By the Abundance of Catch

And then he told me that nets are sometimes broken through the very wealth of the sea that they enclose. And he did not need to tell me that, for I had read it as a child in Holy Scripture. I remembered a scene on that same sea of Galilee when the disciples had toiled all night and had caught nothing. And then in the morning came the Master–it is always morning when the Master comes. And He bade them cast upon the other side, and casting so, their nets were filled with fishes–filled with such a great abundance of them that the nets, as we read, began to break. My brother and sister, it seems a thing incredible that the gifts of a good God should break the nets. Does it not seem, unlike divine compassion that the very wealth of heaven should lead to ruin? Yet are there lives on every hand of us–God grant that yours and mine were not among them–where nets are broken just because God is good. What I mean is, that life has been so easy that all that is best and noblest has decayed. Prosperity has had a hardening influence, and luxury has diminished every sympathy. Endowed with everything that makes life rich–surrounded with all imaginable comforts, how many there are who have never done a hand’s turn to leave the world better than they found it!

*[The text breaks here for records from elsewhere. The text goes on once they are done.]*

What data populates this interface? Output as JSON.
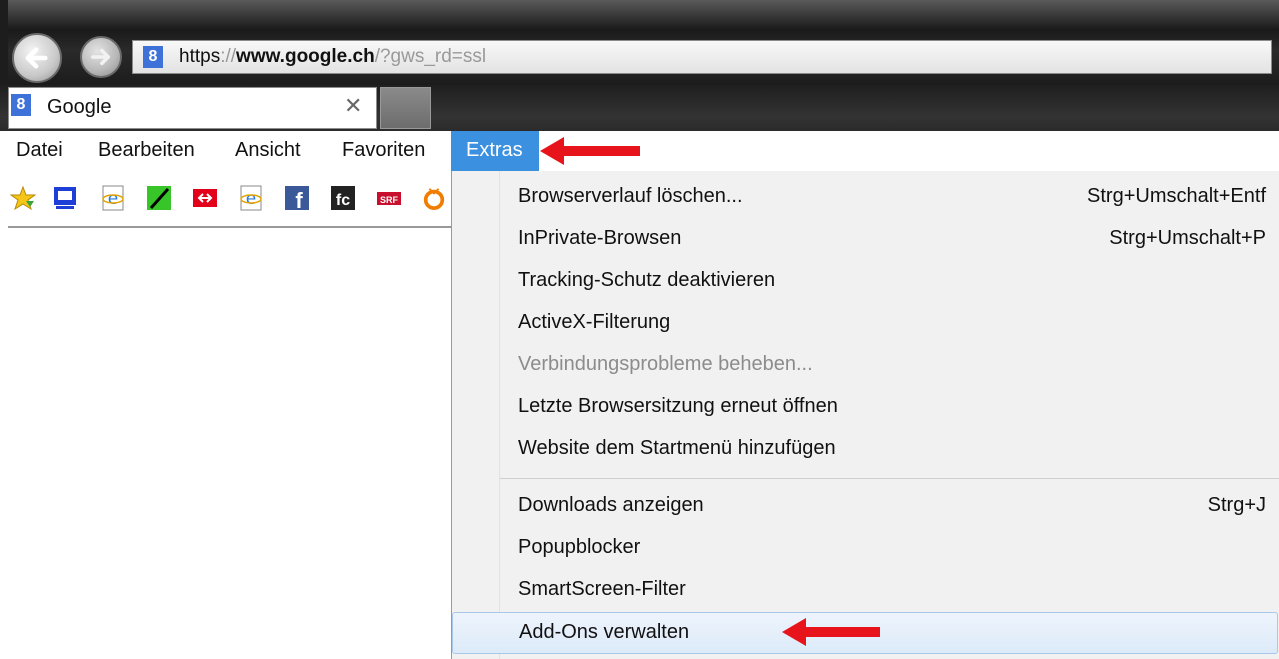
{
  "address_bar": {
    "scheme": "https",
    "colon": "://",
    "host": "www.google.ch",
    "path": "/?gws_rd=ssl",
    "favicon_letter": "8"
  },
  "tab": {
    "title": "Google",
    "close_glyph": "✕",
    "favicon_letter": "8"
  },
  "menubar": {
    "items": [
      "Datei",
      "Bearbeiten",
      "Ansicht",
      "Favoriten",
      "Extras"
    ],
    "active": "Extras"
  },
  "favorites_bar": {
    "icons": [
      "favorites-star-icon",
      "screen-icon",
      "ie-page-icon",
      "green-slash-icon",
      "sbb-icon",
      "ie-page-icon",
      "facebook-icon",
      "fc-icon",
      "srf-icon",
      "orange-tv-icon"
    ],
    "srf_text": "SRF",
    "fc_text": "fc",
    "fb_text": "f"
  },
  "extras_menu": {
    "items": [
      {
        "label": "Browserverlauf löschen...",
        "shortcut": "Strg+Umschalt+Entf",
        "enabled": true
      },
      {
        "label": "InPrivate-Browsen",
        "shortcut": "Strg+Umschalt+P",
        "enabled": true
      },
      {
        "label": "Tracking-Schutz deaktivieren",
        "shortcut": "",
        "enabled": true
      },
      {
        "label": "ActiveX-Filterung",
        "shortcut": "",
        "enabled": true
      },
      {
        "label": "Verbindungsprobleme beheben...",
        "shortcut": "",
        "enabled": false
      },
      {
        "label": "Letzte Browsersitzung erneut öffnen",
        "shortcut": "",
        "enabled": true
      },
      {
        "label": "Website dem Startmenü hinzufügen",
        "shortcut": "",
        "enabled": true
      },
      {
        "label": "Downloads anzeigen",
        "shortcut": "Strg+J",
        "enabled": true
      },
      {
        "label": "Popupblocker",
        "shortcut": "",
        "enabled": true
      },
      {
        "label": "SmartScreen-Filter",
        "shortcut": "",
        "enabled": true
      },
      {
        "label": "Add-Ons verwalten",
        "shortcut": "",
        "enabled": true,
        "highlighted": true
      }
    ]
  },
  "colors": {
    "menu_highlight": "#3b90e0",
    "annotation_arrow": "#e8141b",
    "disabled_text": "#8c8c8c"
  }
}
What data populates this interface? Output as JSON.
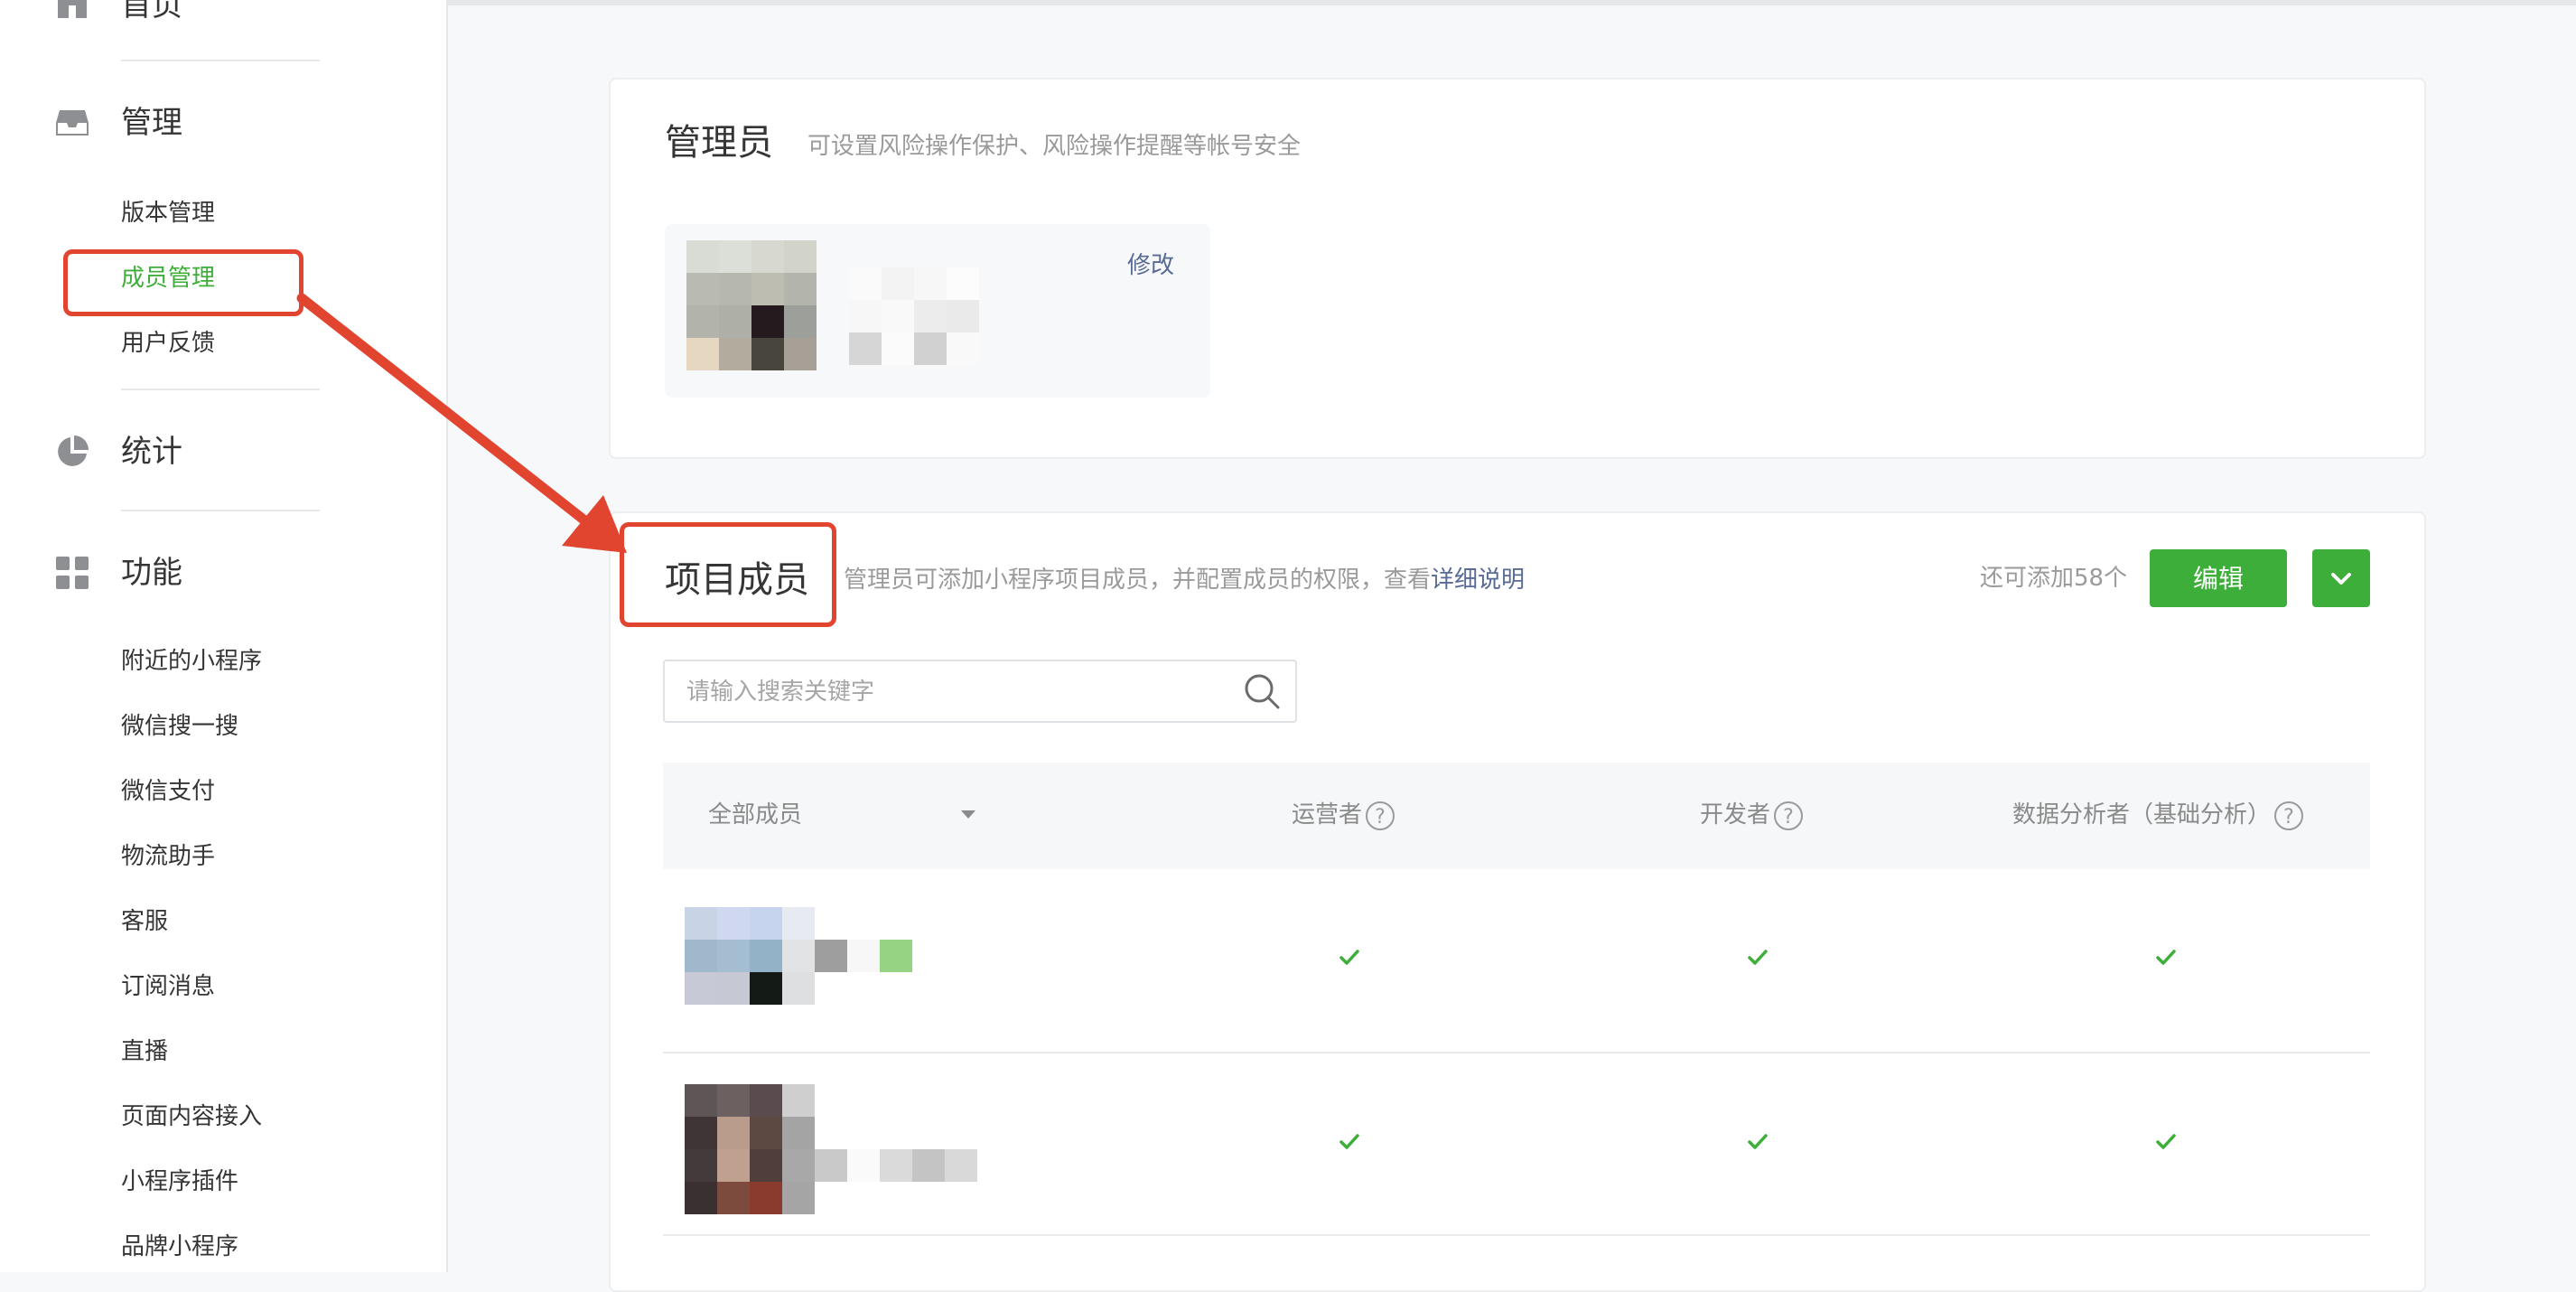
{
  "sidebar": {
    "home_label": "首页",
    "sections": [
      {
        "title": "管理",
        "icon": "inbox-icon",
        "items": [
          "版本管理",
          "成员管理",
          "用户反馈"
        ]
      },
      {
        "title": "统计",
        "icon": "pie-chart-icon",
        "items": []
      },
      {
        "title": "功能",
        "icon": "grid-icon",
        "items": [
          "附近的小程序",
          "微信搜一搜",
          "微信支付",
          "物流助手",
          "客服",
          "订阅消息",
          "直播",
          "页面内容接入",
          "小程序插件",
          "品牌小程序"
        ]
      }
    ],
    "active_item": "成员管理"
  },
  "admin_card": {
    "title": "管理员",
    "description": "可设置风险操作保护、风险操作提醒等帐号安全",
    "modify_label": "修改"
  },
  "members_card": {
    "title": "项目成员",
    "description_prefix": "管理员可添加小程序项目成员，并配置成员的权限，查看",
    "description_link": "详细说明",
    "remaining": "还可添加58个",
    "edit_button": "编辑",
    "search_placeholder": "请输入搜索关键字",
    "columns": {
      "filter": "全部成员",
      "operator": "运营者",
      "developer": "开发者",
      "analyst": "数据分析者（基础分析）"
    },
    "help_glyph": "?",
    "rows": [
      {
        "operator": true,
        "developer": true,
        "analyst": true
      },
      {
        "operator": true,
        "developer": true,
        "analyst": true
      }
    ]
  },
  "colors": {
    "accent_green": "#3eae3a",
    "link_blue": "#576b95",
    "annotation_red": "#e2452f"
  }
}
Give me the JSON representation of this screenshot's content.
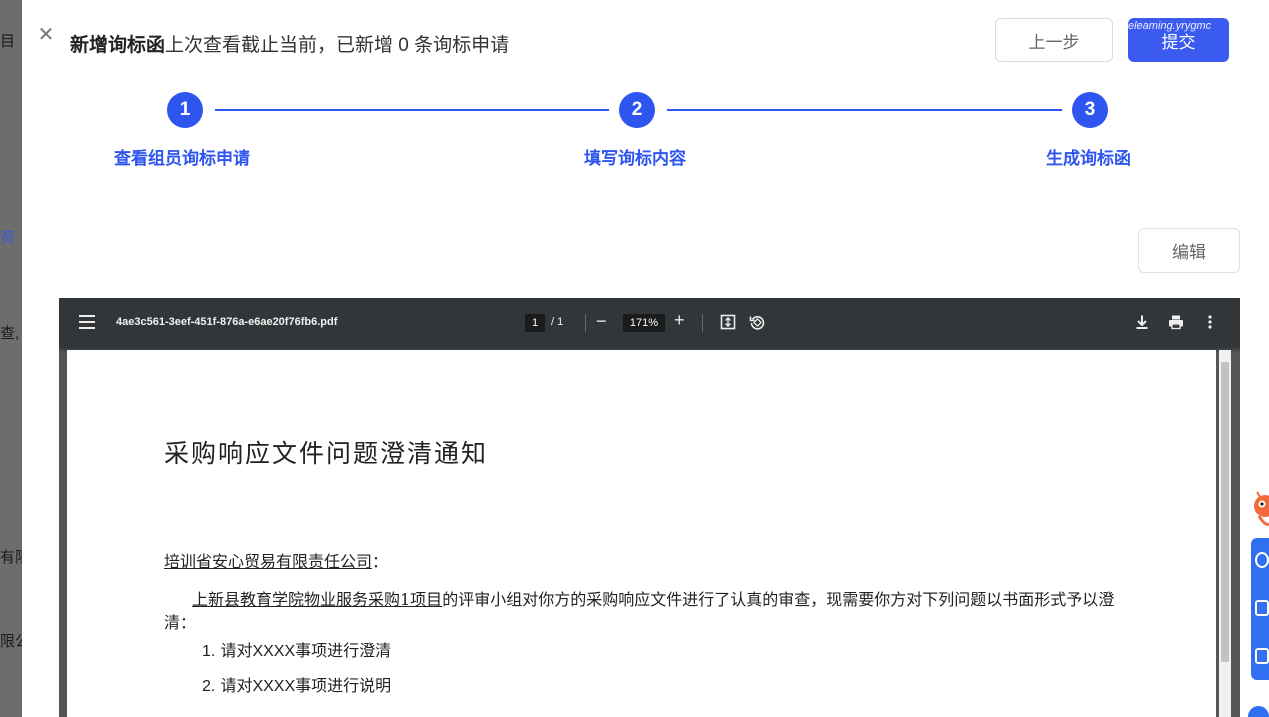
{
  "background_fragments": [
    "目",
    "资",
    "查,",
    "有限",
    "限公"
  ],
  "header": {
    "title_strong": "新增询标函",
    "title_rest": "上次查看截止当前，已新增 0 条询标申请",
    "prev_label": "上一步",
    "submit_label": "提交",
    "watermark": "eleaming.yrygmc"
  },
  "steps": [
    {
      "number": "1",
      "label": "查看组员询标申请"
    },
    {
      "number": "2",
      "label": "填写询标内容"
    },
    {
      "number": "3",
      "label": "生成询标函"
    }
  ],
  "edit_label": "编辑",
  "pdf": {
    "filename": "4ae3c561-3eef-451f-876a-e6ae20f76fb6.pdf",
    "current_page": "1",
    "total_pages": "/ 1",
    "zoom": "171%",
    "icons": [
      "menu-icon",
      "fit-page-icon",
      "rotate-icon",
      "download-icon",
      "print-icon",
      "more-icon"
    ]
  },
  "document": {
    "title": "采购响应文件问题澄清通知",
    "recipient": "培训省安心贸易有限责任公司",
    "recipient_suffix": "：",
    "project": "上新县教育学院物业服务采购1项目",
    "body_rest": "的评审小组对你方的采购响应文件进行了认真的审查，现需要你方对下列问题以书面形式予以澄清：",
    "items": [
      {
        "num": "1.",
        "pre": "请对",
        "code": "XXXX",
        "post": "事项进行澄清"
      },
      {
        "num": "2.",
        "pre": "请对",
        "code": "XXXX",
        "post": "事项进行说明"
      }
    ]
  },
  "colors": {
    "accent": "#2f55f0",
    "submit": "#3b5bf0",
    "pdf_toolbar": "#323639",
    "pdf_background": "#525659"
  }
}
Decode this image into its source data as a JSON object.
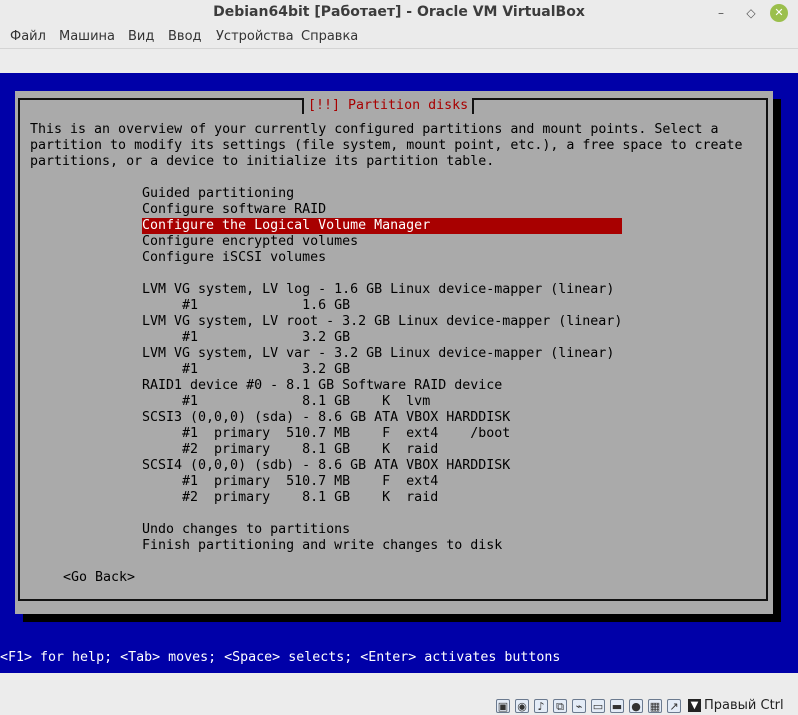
{
  "window": {
    "title": "Debian64bit [Работает] - Oracle VM VirtualBox",
    "minimize_glyph": "–",
    "maximize_glyph": "◇",
    "close_glyph": "✕"
  },
  "menu": [
    "Файл",
    "Машина",
    "Вид",
    "Ввод",
    "Устройства",
    "Справка"
  ],
  "installer": {
    "dialog_title": "[!!] Partition disks",
    "intro": [
      "This is an overview of your currently configured partitions and mount points. Select a",
      "partition to modify its settings (file system, mount point, etc.), a free space to create",
      "partitions, or a device to initialize its partition table."
    ],
    "items": [
      "Guided partitioning",
      "Configure software RAID",
      "Configure the Logical Volume Manager",
      "Configure encrypted volumes",
      "Configure iSCSI volumes",
      "",
      "LVM VG system, LV log - 1.6 GB Linux device-mapper (linear)",
      "     #1             1.6 GB",
      "LVM VG system, LV root - 3.2 GB Linux device-mapper (linear)",
      "     #1             3.2 GB",
      "LVM VG system, LV var - 3.2 GB Linux device-mapper (linear)",
      "     #1             3.2 GB",
      "RAID1 device #0 - 8.1 GB Software RAID device",
      "     #1             8.1 GB    K  lvm",
      "SCSI3 (0,0,0) (sda) - 8.6 GB ATA VBOX HARDDISK",
      "     #1  primary  510.7 MB    F  ext4    /boot",
      "     #2  primary    8.1 GB    K  raid",
      "SCSI4 (0,0,0) (sdb) - 8.6 GB ATA VBOX HARDDISK",
      "     #1  primary  510.7 MB    F  ext4",
      "     #2  primary    8.1 GB    K  raid",
      "",
      "Undo changes to partitions",
      "Finish partitioning and write changes to disk"
    ],
    "selected_index": 2,
    "go_back": "<Go Back>",
    "help": "<F1> for help; <Tab> moves; <Space> selects; <Enter> activates buttons"
  },
  "statusbar": {
    "icons": [
      "hard-disk-icon",
      "optical-drive-icon",
      "audio-icon",
      "network-icon",
      "usb-icon",
      "shared-folders-icon",
      "display-icon",
      "video-capture-icon",
      "cpu-icon",
      "mouse-integration-icon"
    ],
    "host_key": "Правый Ctrl"
  },
  "colors": {
    "vm_background": "#0000a8",
    "dialog": "#aaaaaa",
    "selection": "#a80000",
    "dialog_title": "#a80000"
  }
}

The Loss of Broken Nets Is Fundamental

So far than on the breaking of the nets. Now, will you think of the loss when they are broken? Well, to begin with, remember it is the loss of the most important possession of the fisherman. If his cottage is burned he can still ply his calling, and be out providing for his wife and children. If a blight falls upon his little garden, it is hard, but it is not unbearable. But if his nets are useless all is useless, and his very livelihood is swept away, and other boats shall hoist their sails tonight, but his shall rock idly in the harbour.

There are some losses that are insignificant, and only a foolish man will trouble over them. But there are other losses that are vital, and affect everything, and are determinative. So with a fisherman is a lost net, and so with every man is a lost life, which is not lived to the glory of its Maker, and has never known the joy of doing good. All other losses, matched with that, are comparatively insignificant. The loss of health may be a bitter thing, and the loss of a fortune may be very terrible. But the one loss that cuts down to the quick, and calls for mercy in the heart of heaven is not lost health nor lost prosperity: it is lost life and opportunity. It is a mighty thing to save the soul, but we want to save the life as well as save the soul. We want to have sin conquered, and habits brought to an end, and time redeemed, and something worthy done. And it is just when we are doubtful of all that, and wondering if there be any hope for us, that the Bible comes to us, a seaborn people, and says, The God of grace will mend your nets. He will do it by His pardoning mercy, that forgives everything for Jesus’ sake. He will do it by His upholding power, that will never leave us nor forsake us. He will do it perfectly, and do it now, and do it for the weakest and the worst, for the God of all grace will make you perfect.

Author: Sir Godfrey Gregg

Sir Godfrey Gregg is one of the Administrators and managing Director of this site